» **Work instructions**
Verbatim copy without images: return all of the data as it stands.

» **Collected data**
◆ ◆ ◆ ◆ ◆

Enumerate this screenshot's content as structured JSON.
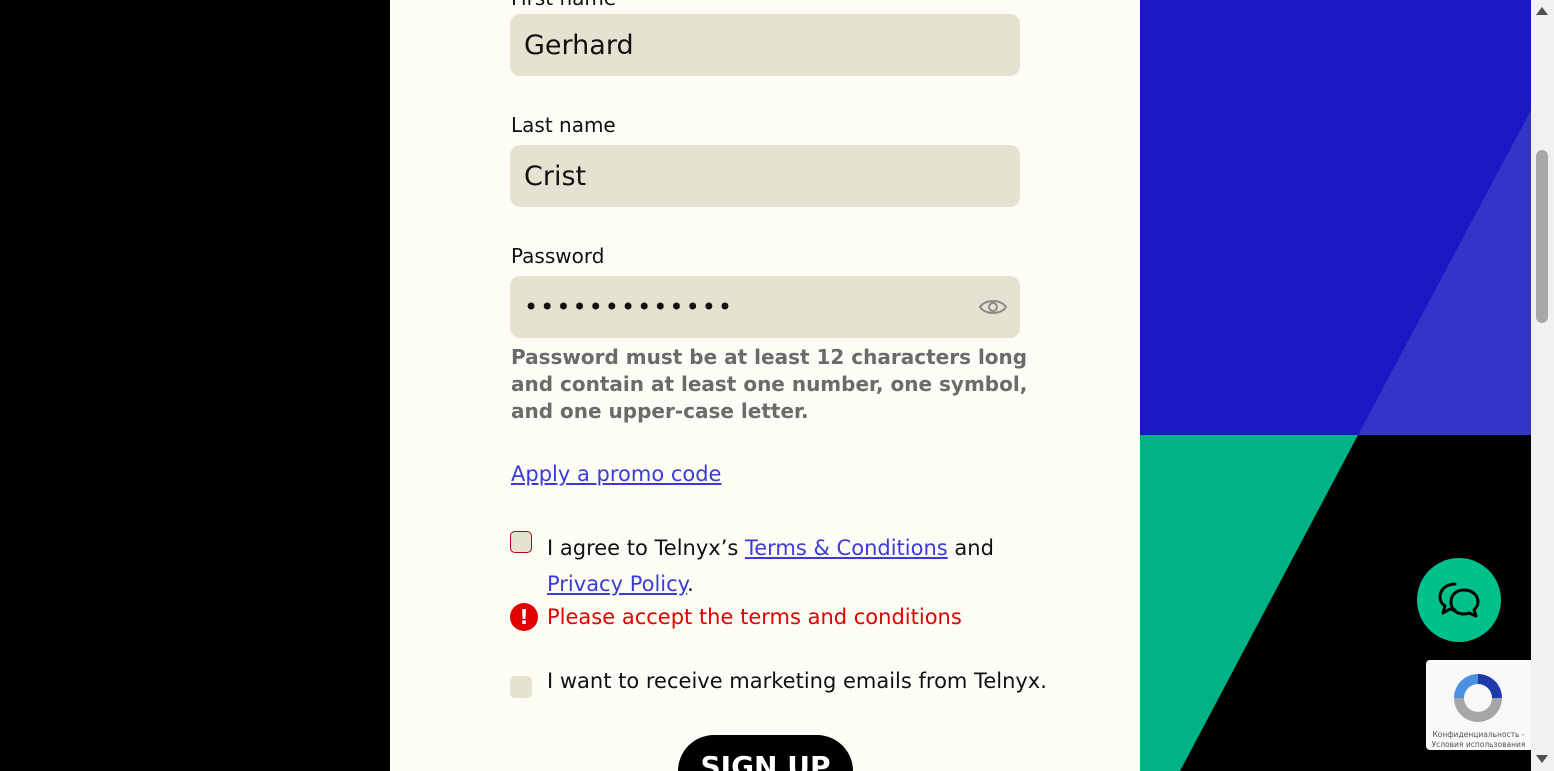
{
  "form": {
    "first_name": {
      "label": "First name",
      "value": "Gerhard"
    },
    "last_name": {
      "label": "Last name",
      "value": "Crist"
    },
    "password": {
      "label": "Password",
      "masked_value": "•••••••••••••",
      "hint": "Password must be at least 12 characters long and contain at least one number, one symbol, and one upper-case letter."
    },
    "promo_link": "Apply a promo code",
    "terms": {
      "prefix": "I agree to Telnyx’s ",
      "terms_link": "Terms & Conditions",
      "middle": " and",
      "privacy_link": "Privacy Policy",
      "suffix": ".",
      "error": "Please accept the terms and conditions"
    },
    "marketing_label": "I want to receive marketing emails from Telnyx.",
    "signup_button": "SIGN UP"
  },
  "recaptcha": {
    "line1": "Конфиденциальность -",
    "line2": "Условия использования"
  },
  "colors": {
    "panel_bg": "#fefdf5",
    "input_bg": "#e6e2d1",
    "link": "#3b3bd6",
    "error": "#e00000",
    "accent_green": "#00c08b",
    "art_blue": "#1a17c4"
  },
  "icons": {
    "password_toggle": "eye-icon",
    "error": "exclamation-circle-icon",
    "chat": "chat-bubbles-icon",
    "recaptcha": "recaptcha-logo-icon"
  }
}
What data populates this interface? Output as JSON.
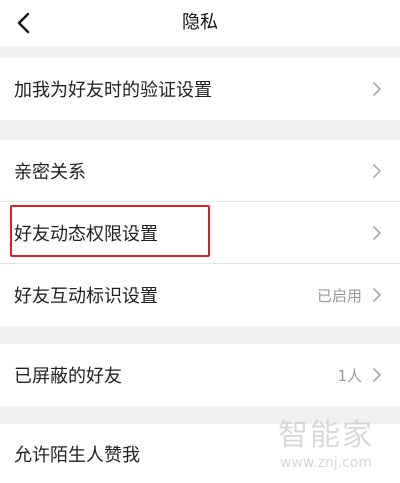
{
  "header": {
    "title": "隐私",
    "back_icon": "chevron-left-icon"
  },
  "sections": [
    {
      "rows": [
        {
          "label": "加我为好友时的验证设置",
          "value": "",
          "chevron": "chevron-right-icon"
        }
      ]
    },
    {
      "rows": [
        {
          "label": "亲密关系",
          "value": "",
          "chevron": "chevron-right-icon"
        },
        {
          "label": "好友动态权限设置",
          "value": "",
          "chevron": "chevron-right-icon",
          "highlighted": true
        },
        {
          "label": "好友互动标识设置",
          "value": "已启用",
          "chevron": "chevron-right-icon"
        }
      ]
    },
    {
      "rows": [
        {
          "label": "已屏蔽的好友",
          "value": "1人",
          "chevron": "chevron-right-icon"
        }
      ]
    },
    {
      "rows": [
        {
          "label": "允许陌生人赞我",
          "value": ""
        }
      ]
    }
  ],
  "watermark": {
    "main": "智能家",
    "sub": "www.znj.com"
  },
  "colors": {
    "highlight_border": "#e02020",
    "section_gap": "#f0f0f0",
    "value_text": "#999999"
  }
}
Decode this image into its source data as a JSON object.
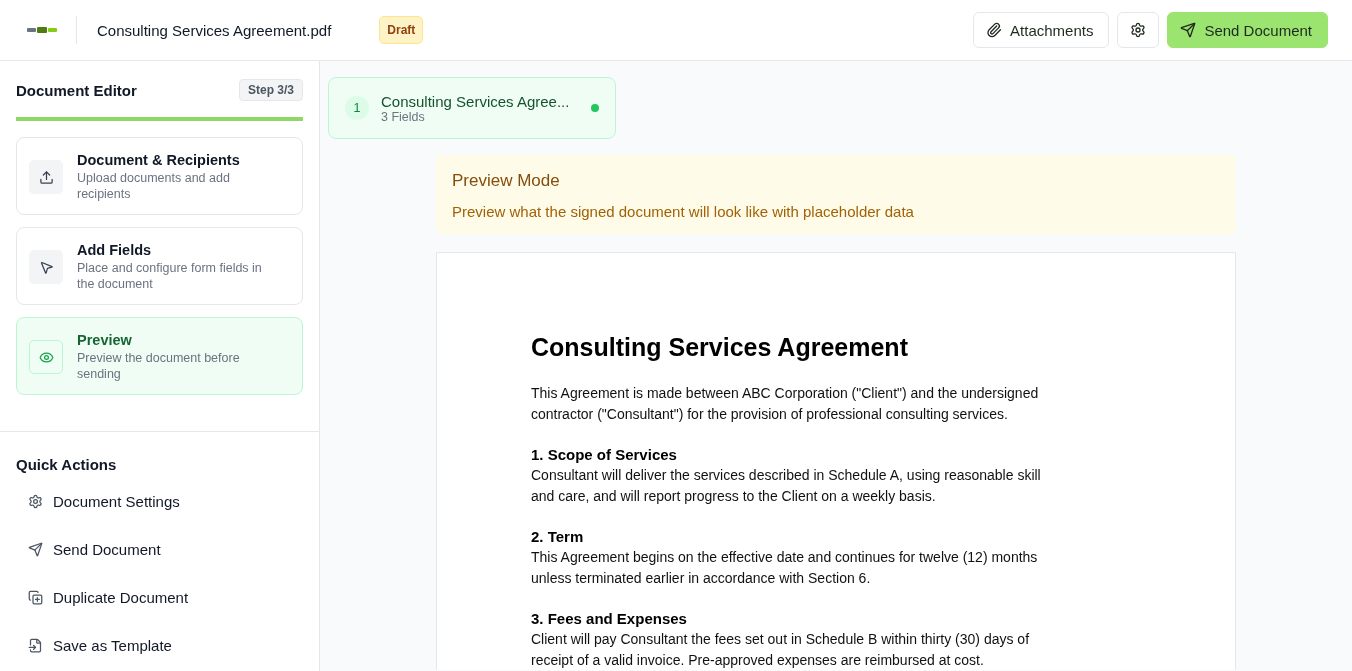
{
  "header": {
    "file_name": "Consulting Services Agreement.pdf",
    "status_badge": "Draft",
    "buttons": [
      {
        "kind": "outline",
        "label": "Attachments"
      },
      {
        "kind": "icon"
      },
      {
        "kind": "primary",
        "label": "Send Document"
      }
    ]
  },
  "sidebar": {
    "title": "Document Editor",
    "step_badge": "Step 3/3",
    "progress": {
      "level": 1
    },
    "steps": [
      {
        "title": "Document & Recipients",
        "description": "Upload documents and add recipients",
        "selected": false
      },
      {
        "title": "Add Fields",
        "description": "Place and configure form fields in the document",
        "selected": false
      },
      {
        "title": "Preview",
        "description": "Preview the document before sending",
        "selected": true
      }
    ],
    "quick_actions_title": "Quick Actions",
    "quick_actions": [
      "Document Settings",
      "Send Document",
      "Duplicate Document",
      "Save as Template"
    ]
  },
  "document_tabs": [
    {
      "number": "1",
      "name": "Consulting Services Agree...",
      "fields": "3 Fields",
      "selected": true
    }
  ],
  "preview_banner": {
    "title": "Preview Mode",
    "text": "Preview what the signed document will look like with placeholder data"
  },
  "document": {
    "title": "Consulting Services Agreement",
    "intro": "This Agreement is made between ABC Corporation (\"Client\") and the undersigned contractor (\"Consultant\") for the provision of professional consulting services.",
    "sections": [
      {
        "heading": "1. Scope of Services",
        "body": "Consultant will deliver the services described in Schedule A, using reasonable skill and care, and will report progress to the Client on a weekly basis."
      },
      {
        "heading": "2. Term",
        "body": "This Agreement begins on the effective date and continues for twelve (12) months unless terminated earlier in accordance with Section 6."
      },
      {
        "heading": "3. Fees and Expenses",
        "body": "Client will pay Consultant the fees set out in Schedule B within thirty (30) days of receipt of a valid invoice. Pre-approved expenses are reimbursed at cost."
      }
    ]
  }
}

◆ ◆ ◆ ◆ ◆

» **Written solution**
Enumerate this screenshot's content as structured JSON.
{
  "form": {
    "first_name": {
      "label": "First name",
      "value": "Gerhard"
    },
    "last_name": {
      "label": "Last name",
      "value": "Crist"
    },
    "password": {
      "label": "Password",
      "masked_value": "•••••••••••••",
      "hint": "Password must be at least 12 characters long and contain at least one number, one symbol, and one upper-case letter."
    },
    "promo_link": "Apply a promo code",
    "terms": {
      "prefix": "I agree to Telnyx’s ",
      "terms_link": "Terms & Conditions",
      "middle": " and",
      "privacy_link": "Privacy Policy",
      "suffix": ".",
      "error": "Please accept the terms and conditions"
    },
    "marketing_label": "I want to receive marketing emails from Telnyx.",
    "signup_button": "SIGN UP"
  },
  "recaptcha": {
    "line1": "Конфиденциальность -",
    "line2": "Условия использования"
  },
  "colors": {
    "panel_bg": "#fefdf5",
    "input_bg": "#e6e2d1",
    "link": "#3b3bd6",
    "error": "#e00000",
    "accent_green": "#00c08b",
    "art_blue": "#1a17c4"
  },
  "icons": {
    "password_toggle": "eye-icon",
    "error": "exclamation-circle-icon",
    "chat": "chat-bubbles-icon",
    "recaptcha": "recaptcha-logo-icon"
  }
}
What data populates this interface? Output as JSON.
{
  "header": {
    "title": "隐私",
    "back_icon": "chevron-left-icon"
  },
  "sections": [
    {
      "rows": [
        {
          "label": "加我为好友时的验证设置",
          "value": "",
          "chevron": "chevron-right-icon"
        }
      ]
    },
    {
      "rows": [
        {
          "label": "亲密关系",
          "value": "",
          "chevron": "chevron-right-icon"
        },
        {
          "label": "好友动态权限设置",
          "value": "",
          "chevron": "chevron-right-icon",
          "highlighted": true
        },
        {
          "label": "好友互动标识设置",
          "value": "已启用",
          "chevron": "chevron-right-icon"
        }
      ]
    },
    {
      "rows": [
        {
          "label": "已屏蔽的好友",
          "value": "1人",
          "chevron": "chevron-right-icon"
        }
      ]
    },
    {
      "rows": [
        {
          "label": "允许陌生人赞我",
          "value": ""
        }
      ]
    }
  ],
  "watermark": {
    "main": "智能家",
    "sub": "www.znj.com"
  },
  "colors": {
    "highlight_border": "#e02020",
    "section_gap": "#f0f0f0",
    "value_text": "#999999"
  }
}
Decode this image into its source data as a JSON object.
{
  "header": {
    "file_name": "Consulting Services Agreement.pdf",
    "status_badge": "Draft",
    "buttons": [
      {
        "kind": "outline",
        "label": "Attachments"
      },
      {
        "kind": "icon"
      },
      {
        "kind": "primary",
        "label": "Send Document"
      }
    ]
  },
  "sidebar": {
    "title": "Document Editor",
    "step_badge": "Step 3/3",
    "progress": {
      "level": 1
    },
    "steps": [
      {
        "title": "Document & Recipients",
        "description": "Upload documents and add recipients",
        "selected": false
      },
      {
        "title": "Add Fields",
        "description": "Place and configure form fields in the document",
        "selected": false
      },
      {
        "title": "Preview",
        "description": "Preview the document before sending",
        "selected": true
      }
    ],
    "quick_actions_title": "Quick Actions",
    "quick_actions": [
      "Document Settings",
      "Send Document",
      "Duplicate Document",
      "Save as Template"
    ]
  },
  "document_tabs": [
    {
      "number": "1",
      "name": "Consulting Services Agree...",
      "fields": "3 Fields",
      "selected": true
    }
  ],
  "preview_banner": {
    "title": "Preview Mode",
    "text": "Preview what the signed document will look like with placeholder data"
  },
  "document": {
    "title": "Consulting Services Agreement",
    "intro": "This Agreement is made between ABC Corporation (\"Client\") and the undersigned contractor (\"Consultant\") for the provision of professional consulting services.",
    "sections": [
      {
        "heading": "1. Scope of Services",
        "body": "Consultant will deliver the services described in Schedule A, using reasonable skill and care, and will report progress to the Client on a weekly basis."
      },
      {
        "heading": "2. Term",
        "body": "This Agreement begins on the effective date and continues for twelve (12) months unless terminated earlier in accordance with Section 6."
      },
      {
        "heading": "3. Fees and Expenses",
        "body": "Client will pay Consultant the fees set out in Schedule B within thirty (30) days of receipt of a valid invoice. Pre-approved expenses are reimbursed at cost."
      }
    ]
  }
}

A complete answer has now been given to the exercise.